::: RECORDED DATA :::

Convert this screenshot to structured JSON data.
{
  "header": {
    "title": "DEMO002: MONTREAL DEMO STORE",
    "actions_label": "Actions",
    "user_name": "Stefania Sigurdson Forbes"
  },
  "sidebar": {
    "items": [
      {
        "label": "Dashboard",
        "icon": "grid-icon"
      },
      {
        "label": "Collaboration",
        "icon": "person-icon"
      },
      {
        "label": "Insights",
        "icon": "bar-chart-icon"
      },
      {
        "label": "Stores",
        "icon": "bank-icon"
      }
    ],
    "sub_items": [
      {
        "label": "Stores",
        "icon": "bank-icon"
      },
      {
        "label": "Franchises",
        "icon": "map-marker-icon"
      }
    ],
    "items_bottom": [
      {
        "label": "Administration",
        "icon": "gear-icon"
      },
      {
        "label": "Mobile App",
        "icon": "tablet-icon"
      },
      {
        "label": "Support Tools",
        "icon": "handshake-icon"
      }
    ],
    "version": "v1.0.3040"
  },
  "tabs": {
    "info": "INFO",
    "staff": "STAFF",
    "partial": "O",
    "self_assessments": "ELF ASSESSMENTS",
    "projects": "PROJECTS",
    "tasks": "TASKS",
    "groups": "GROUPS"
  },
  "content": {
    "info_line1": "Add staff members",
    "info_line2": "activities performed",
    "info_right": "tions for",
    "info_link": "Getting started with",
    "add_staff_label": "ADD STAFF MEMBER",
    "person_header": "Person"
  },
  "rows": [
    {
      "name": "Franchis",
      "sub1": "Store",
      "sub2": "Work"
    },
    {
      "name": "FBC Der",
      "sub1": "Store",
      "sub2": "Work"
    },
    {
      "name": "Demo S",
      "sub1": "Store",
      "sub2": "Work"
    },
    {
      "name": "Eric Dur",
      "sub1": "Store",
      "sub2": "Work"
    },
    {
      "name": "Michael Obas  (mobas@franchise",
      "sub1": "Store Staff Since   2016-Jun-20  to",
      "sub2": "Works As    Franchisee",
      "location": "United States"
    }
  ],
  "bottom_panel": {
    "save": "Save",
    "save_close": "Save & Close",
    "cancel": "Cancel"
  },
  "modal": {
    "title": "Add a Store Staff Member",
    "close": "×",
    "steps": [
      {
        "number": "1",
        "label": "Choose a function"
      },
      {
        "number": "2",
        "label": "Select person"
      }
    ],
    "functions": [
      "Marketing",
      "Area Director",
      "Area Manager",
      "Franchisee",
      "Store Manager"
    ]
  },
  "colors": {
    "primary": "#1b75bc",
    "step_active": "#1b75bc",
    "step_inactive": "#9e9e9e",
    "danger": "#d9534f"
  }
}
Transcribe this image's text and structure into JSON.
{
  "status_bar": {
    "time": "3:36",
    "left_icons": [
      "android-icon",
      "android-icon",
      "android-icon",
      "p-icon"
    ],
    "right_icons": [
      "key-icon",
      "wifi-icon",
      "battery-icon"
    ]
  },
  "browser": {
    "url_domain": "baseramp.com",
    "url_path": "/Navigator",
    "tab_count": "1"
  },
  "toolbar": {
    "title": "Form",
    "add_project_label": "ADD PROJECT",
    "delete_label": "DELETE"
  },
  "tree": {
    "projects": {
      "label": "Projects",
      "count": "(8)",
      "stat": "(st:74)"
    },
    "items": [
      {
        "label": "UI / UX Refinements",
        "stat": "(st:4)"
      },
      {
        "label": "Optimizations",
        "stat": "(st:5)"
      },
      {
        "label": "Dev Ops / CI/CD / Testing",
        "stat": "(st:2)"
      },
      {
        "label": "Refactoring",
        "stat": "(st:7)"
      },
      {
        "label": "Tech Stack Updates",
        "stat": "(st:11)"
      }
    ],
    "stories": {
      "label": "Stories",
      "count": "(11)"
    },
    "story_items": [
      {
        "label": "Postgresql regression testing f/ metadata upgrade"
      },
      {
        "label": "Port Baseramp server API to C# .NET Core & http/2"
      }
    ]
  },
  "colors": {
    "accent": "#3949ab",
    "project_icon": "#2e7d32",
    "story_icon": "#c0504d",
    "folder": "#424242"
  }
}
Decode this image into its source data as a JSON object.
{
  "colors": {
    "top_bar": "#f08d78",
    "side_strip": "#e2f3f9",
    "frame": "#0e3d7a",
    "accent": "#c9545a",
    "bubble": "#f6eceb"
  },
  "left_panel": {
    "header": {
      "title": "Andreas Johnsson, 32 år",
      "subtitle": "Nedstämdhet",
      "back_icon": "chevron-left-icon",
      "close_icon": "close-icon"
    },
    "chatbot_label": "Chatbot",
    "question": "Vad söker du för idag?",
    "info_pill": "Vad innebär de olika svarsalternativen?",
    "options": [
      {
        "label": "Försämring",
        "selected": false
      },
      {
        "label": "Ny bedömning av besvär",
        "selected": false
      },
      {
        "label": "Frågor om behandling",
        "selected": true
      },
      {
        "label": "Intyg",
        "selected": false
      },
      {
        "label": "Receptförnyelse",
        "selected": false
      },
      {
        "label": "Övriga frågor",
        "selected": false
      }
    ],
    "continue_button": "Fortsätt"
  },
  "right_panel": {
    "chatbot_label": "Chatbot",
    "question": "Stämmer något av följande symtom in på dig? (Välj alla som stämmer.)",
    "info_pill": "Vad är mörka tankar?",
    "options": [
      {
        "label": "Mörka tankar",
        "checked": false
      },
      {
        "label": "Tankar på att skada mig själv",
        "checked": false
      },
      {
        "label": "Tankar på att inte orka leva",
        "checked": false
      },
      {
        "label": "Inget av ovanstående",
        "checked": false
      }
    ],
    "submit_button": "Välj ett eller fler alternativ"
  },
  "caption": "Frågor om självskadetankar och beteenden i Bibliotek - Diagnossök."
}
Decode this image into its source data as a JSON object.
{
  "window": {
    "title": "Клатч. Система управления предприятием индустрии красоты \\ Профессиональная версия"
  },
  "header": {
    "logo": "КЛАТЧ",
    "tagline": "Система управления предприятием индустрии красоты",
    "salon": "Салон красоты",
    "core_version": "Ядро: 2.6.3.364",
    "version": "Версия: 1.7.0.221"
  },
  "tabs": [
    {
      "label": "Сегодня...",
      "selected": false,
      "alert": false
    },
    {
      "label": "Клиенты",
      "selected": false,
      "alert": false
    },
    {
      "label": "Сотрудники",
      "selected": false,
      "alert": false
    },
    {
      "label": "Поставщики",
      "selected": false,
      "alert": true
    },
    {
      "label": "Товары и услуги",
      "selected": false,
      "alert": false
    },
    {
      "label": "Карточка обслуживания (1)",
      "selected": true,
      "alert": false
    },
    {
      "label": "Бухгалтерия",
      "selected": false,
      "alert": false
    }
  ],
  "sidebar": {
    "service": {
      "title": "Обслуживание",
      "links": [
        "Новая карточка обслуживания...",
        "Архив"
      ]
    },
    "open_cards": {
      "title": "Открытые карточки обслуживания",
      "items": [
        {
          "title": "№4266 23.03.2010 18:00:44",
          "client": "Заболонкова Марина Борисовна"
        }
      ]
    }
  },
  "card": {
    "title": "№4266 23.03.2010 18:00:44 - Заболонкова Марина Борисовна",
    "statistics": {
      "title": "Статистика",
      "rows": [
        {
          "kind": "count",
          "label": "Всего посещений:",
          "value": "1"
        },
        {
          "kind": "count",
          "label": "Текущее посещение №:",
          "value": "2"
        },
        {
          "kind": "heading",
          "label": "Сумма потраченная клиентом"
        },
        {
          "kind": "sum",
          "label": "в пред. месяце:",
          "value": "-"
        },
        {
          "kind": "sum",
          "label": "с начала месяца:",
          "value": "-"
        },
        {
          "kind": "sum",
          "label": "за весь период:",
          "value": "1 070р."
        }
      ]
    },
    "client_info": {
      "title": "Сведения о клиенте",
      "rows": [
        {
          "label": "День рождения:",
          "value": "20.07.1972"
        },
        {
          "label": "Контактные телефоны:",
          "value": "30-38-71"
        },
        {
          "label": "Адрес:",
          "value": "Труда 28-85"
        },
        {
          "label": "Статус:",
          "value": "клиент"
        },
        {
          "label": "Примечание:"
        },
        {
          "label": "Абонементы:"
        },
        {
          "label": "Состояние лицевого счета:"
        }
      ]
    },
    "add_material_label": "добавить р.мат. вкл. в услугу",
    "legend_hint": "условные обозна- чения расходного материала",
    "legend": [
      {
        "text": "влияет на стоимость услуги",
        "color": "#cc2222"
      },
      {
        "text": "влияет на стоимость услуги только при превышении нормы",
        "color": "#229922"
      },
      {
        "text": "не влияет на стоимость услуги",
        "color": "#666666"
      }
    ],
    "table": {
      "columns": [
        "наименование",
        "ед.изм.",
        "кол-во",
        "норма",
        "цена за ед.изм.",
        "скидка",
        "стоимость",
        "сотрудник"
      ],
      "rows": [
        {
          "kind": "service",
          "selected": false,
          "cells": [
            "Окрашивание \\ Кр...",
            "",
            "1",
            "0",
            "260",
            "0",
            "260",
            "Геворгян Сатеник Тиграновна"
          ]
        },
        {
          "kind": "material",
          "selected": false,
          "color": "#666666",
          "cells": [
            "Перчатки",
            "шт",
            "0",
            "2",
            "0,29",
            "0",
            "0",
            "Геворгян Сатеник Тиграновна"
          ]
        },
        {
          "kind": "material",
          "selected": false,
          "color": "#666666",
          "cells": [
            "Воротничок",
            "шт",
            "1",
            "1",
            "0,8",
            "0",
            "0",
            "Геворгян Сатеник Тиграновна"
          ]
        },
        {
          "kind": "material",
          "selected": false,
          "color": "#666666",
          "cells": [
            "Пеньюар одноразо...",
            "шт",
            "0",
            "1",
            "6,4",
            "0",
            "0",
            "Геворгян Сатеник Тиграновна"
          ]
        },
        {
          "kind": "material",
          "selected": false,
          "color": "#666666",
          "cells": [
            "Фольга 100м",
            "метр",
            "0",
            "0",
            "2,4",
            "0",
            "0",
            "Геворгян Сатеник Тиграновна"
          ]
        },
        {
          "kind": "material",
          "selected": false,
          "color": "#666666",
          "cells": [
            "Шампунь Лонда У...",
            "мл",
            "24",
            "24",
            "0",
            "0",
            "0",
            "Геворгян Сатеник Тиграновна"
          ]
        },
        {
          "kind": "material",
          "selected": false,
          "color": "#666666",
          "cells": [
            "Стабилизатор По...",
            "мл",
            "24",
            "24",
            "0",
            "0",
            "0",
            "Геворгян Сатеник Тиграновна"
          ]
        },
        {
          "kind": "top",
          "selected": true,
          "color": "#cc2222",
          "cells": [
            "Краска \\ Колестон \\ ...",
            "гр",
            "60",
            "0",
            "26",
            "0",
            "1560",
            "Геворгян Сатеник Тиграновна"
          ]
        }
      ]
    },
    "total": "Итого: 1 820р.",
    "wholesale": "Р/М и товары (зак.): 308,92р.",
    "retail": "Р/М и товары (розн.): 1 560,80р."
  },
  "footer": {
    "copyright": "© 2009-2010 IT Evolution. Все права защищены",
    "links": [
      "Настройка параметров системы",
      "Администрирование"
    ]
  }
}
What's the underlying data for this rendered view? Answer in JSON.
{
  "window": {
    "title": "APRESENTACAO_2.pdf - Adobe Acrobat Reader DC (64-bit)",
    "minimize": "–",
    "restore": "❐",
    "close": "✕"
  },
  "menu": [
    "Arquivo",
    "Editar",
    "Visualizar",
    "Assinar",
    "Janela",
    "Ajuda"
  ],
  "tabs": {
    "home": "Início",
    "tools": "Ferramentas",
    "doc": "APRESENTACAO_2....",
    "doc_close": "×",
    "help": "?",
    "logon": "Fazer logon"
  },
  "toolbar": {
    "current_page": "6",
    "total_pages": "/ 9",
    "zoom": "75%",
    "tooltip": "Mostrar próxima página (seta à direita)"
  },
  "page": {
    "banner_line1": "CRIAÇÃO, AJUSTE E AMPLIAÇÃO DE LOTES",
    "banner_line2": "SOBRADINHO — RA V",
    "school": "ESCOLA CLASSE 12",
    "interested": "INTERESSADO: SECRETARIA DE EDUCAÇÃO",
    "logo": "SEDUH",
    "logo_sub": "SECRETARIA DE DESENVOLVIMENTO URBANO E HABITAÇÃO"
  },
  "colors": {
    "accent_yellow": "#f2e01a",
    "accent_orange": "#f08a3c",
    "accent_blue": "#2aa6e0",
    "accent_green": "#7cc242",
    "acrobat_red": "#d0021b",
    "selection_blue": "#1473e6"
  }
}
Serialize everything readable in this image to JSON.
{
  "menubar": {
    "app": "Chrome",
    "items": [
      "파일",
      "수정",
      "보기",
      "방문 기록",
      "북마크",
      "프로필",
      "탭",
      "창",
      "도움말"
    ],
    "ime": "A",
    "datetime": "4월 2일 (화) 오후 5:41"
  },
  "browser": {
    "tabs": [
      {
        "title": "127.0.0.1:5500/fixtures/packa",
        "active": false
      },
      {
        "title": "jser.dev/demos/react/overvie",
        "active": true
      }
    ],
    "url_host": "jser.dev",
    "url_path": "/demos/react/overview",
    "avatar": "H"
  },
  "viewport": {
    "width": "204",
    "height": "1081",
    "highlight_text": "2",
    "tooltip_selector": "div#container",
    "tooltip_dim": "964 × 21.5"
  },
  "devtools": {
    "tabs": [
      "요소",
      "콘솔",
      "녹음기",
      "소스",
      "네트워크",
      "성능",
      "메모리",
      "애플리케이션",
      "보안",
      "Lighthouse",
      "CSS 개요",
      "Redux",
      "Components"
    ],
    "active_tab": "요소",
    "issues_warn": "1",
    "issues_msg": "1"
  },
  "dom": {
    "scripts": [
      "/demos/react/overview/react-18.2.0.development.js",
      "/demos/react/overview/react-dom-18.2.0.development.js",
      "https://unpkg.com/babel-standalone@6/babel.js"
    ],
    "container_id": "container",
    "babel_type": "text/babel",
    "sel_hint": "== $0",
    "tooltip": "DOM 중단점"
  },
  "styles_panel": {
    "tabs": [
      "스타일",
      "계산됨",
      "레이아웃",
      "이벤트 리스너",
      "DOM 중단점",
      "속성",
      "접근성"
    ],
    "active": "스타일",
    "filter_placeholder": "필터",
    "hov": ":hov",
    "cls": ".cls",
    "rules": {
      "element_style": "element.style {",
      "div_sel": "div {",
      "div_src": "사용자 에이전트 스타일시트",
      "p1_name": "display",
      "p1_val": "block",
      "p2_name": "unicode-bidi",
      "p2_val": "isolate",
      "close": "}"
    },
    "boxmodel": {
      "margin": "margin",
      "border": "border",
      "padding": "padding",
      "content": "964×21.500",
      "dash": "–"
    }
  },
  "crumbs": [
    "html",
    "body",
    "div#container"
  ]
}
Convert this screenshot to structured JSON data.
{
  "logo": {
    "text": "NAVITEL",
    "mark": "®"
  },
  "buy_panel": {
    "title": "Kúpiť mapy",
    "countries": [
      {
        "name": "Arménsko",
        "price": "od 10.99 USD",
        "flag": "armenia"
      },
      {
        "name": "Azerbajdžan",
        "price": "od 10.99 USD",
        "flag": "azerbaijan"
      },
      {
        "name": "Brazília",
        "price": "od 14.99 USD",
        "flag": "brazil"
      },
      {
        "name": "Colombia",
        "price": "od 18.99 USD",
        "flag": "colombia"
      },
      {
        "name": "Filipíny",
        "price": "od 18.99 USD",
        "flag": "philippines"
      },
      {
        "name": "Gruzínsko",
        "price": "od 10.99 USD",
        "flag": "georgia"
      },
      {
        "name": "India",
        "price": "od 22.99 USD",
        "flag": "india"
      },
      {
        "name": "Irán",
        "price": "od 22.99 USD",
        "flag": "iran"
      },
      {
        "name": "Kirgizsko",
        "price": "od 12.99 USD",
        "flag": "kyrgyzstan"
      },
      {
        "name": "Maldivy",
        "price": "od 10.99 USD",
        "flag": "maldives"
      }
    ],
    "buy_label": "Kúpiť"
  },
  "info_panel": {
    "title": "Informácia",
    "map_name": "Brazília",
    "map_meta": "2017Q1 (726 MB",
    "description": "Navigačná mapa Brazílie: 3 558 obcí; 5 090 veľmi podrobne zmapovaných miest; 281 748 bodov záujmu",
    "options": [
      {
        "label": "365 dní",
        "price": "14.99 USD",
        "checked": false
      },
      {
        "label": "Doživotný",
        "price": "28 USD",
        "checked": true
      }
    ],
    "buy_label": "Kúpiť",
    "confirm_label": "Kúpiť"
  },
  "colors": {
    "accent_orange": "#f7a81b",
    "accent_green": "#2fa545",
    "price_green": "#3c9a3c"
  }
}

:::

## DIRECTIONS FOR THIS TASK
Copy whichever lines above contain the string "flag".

## ANSWER AREA
        "flag": "armenia"
        "flag": "azerbaijan"
        "flag": "brazil"
        "flag": "colombia"
        "flag": "philippines"
        "flag": "georgia"
        "flag": "india"
        "flag": "iran"
        "flag": "kyrgyzstan"
        "flag": "maldives"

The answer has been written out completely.